Have Hold Take

Like director D.C. Hamilton and writer Brinna Kelly’s previous feature The Fare (2018), their latest Have Hold Take is essentially a two-hander with an intricately constructed narrative that keeps twisting through and back over itself in unexpected ways. There are abstractualised flashbacks and constant switches to the characters’ inner worlds, but for the most part the film is confined to the newly built house, which forms an arena for a twisty battle between conflicting but possibly compatible desires. This definitely is – or at least becomes – a genre film, with locked-in-the-basement thrills and psychopathic mayhem galore. Yet it also, like Takashi Miike’s Audition (1999), Ate de Jong’s Deadly Virtues (2014), Leigh Janiak’s Honeymoon (2014), Nicolas Pesce’s Piercing (2018) and Dane Elcar’s Brightwood (2022), deploys the tropes of genre to amplify the ties and toxicities, the deep deceptions and home truths, the kinks, quirks and power plays that make up a marital relationship, and must continuously be negotiated to keep both parties’ passions accommodated.

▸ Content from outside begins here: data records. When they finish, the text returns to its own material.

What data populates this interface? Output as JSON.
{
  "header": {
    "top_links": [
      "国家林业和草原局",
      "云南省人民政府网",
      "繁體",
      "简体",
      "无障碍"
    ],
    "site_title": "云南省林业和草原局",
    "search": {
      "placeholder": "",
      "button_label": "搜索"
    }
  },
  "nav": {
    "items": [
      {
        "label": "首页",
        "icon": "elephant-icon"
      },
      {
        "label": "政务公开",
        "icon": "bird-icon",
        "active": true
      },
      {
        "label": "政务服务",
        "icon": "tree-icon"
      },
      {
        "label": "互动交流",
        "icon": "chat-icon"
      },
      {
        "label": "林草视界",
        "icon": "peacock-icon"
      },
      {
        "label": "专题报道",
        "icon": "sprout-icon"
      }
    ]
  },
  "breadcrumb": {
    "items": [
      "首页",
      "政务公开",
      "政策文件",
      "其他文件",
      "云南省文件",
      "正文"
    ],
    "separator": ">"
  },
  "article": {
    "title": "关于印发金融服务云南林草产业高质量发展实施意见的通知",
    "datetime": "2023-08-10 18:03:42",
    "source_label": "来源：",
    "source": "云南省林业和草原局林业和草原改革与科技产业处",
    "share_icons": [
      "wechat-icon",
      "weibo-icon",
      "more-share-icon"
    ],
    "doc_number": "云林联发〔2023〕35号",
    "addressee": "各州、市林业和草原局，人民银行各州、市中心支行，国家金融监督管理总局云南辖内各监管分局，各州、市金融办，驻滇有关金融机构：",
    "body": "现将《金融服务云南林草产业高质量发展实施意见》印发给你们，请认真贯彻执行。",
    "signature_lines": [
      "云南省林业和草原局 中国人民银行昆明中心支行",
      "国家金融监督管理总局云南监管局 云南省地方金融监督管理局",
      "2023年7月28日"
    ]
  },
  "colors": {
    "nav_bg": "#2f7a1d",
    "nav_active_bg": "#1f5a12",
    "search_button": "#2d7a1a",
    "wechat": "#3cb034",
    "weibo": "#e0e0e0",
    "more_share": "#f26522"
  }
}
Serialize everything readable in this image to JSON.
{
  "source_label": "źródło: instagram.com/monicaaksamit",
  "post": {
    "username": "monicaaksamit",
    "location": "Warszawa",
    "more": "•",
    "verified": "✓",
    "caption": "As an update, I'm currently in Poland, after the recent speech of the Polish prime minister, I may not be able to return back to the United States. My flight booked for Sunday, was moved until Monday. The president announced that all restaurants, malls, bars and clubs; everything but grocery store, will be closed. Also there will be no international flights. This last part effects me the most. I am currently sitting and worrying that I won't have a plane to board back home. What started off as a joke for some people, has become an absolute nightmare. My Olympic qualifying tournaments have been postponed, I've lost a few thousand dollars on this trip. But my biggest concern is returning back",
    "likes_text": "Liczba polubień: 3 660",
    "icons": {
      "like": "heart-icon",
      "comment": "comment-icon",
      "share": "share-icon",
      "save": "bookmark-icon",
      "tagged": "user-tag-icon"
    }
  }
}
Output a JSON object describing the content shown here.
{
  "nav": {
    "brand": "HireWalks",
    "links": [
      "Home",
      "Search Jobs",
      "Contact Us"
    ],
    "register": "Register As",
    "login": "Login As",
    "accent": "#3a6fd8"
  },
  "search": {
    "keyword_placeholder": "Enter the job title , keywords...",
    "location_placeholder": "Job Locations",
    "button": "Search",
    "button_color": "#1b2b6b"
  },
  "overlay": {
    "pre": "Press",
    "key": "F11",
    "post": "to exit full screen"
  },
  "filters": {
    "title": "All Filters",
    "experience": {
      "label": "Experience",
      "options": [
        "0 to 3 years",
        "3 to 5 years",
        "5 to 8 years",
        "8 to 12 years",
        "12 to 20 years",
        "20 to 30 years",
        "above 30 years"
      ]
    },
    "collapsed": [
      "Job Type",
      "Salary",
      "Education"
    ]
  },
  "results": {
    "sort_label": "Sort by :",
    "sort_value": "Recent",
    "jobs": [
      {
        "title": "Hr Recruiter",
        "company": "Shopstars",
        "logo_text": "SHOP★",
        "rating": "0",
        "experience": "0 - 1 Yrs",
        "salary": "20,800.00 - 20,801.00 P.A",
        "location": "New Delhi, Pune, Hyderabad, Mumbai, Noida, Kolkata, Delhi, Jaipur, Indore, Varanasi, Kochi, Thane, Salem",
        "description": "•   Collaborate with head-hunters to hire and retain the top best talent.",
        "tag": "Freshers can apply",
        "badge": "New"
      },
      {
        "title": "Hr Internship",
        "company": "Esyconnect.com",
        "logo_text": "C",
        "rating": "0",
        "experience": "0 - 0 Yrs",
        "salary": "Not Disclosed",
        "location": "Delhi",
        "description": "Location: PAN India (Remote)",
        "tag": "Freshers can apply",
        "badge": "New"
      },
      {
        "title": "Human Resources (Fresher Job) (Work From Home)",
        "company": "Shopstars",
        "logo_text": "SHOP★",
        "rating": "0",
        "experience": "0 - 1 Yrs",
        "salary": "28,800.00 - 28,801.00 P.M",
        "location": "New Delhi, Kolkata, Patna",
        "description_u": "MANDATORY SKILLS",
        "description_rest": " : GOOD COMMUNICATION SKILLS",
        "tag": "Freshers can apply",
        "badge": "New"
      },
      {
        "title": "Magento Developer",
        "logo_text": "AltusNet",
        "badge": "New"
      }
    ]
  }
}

Ever excessive in both her romantic ideals and her ‘needs’, Erica may keep pushing the reluctant Victor towards “christening the sheets”, but it is impossible to do that, or more broadly to engage in issues of love, without making a mess. It is that mess, in all its complexity, which Hamilton and Kelly’s film is, like a blushing bride, tentatively exploring, as its central characters must learn, on their quest for perfect love, to live not just with one another’s best sides but also with their worst – at least till death do them part. In these hallucinatory scenes from a marriage, Hamilton’s frenetic editing propels Have Hold Take towards a mutually satisfactory union of psychosexual fantasy and hard reality that is memorable in part for its momentariness.

strap: D.C. Hamilton and Brinna Kelly’s wedding night psychodrama accommodates hallucinatory scenes from a marriage

© Anton Bitel